Then my husband said- Remember how your Dad used to give $10 to this organization and $20 to that organization? Why don’t you just do come charity quilting with the machine and think of it as all of the $10 and $20 gifts your dad regularly gave away…so began the want for me do charity quilting. I could justify the machine then and I felt MUCH better.
I had a couple more crying sessions fighting the old machine until I made the final decision that I was getting a machine. Then the wonder was which machine. Two of the local quilt shops had APQS machines. At the time I was reading Bonnie’s blog at Quiltville and Judy’s blog at Patchwork Times. Both of them had APQS machines. They were an Iowa company too so I made the decision to get an APQS. There was a shop an hour north of me that had them on the floor and I could try them out…so I did…and I bought an APQS Millenium in 2012. Mine was a refurbished machine. I’d do that again in a heartbeat.
Here she is the day she was delivered.
That’s how I got into longarming.
I don’t longarm for others as a profession. Occasionally I do quilts for a few friends but not often. I don’t like the pressure of needing to feel perfect and I hate people criticizing my work. Nope. Not for me.
I don’t regret buying one…I very much enjoy owning one.

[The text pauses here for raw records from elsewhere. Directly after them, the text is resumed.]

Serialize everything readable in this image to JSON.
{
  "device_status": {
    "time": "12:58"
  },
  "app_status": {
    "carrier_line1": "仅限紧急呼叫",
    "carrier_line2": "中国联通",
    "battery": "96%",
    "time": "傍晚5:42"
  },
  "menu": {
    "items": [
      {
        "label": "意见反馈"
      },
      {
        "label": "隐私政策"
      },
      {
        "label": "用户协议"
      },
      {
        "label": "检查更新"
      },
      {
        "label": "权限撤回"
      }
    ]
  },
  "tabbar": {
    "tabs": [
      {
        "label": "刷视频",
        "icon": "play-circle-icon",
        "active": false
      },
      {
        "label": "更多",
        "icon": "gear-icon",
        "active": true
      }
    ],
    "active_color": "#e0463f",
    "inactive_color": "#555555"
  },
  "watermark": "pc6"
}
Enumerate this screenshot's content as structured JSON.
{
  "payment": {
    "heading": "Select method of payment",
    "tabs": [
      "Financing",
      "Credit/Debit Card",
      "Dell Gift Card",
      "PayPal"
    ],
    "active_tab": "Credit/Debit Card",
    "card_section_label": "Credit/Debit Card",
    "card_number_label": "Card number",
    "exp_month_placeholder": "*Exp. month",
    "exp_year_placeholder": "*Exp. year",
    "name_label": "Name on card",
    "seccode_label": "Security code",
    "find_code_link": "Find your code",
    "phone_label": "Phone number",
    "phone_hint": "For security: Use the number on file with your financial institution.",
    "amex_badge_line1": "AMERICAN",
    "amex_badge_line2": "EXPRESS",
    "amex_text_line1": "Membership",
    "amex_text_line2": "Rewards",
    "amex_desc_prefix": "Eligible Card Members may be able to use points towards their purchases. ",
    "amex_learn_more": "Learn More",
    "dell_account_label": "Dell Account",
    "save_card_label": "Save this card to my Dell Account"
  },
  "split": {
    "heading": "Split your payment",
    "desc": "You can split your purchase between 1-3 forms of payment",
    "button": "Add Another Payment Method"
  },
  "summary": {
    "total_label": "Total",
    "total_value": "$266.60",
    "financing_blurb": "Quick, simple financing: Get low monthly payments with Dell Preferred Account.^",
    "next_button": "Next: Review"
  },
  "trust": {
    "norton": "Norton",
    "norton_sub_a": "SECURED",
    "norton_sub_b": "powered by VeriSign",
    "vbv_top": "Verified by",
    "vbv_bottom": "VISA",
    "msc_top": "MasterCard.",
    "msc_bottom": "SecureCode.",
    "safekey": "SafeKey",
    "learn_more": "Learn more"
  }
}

My machine is a workhorse. I rarely have had any problems with it at all. I have a thread or two breaks occasionally but it’s not troublesome. I don’t cry at the machine. I think in the 11 years I’ve had the machine I’ve only cried twice…that’s great in my book!!
If anyone is at all thinking about getting a longarm I would say this. Buy a machine from a company that specializes in longarms. APQS has only every made longarms. They know what they doing…they are the specialist. I do not recommend buying a midarm machine from Pfaff or other companies that have both domestic and midarms/longarms. They are dividing their attention between too many different products. If you’re spending that much money, go the extra and buy the best.
As I am aging I am often tempted to get a computerized machine. It would be an APQS again. My shoulder gets the brunt of things if I do too many quilts in a row or am at the machine for a long time…but again, that’s a little out of reach right now. It’s on my list to think about though. I feel like if I had a computerized one it might free up a little time and I could sneak in a few more charity quilts. It’s nothing I need or have to have but if I made a list of 5 higher-priced things I blow money on it would make the list. I’m content with what I have though. I do have an account that I’m throwing any unexpected money into with the intention of someday possibly getting a computerized machine…but if I never get one…that’s totally okay.
And that’s the story of how I started longarming…THANKS for the question!!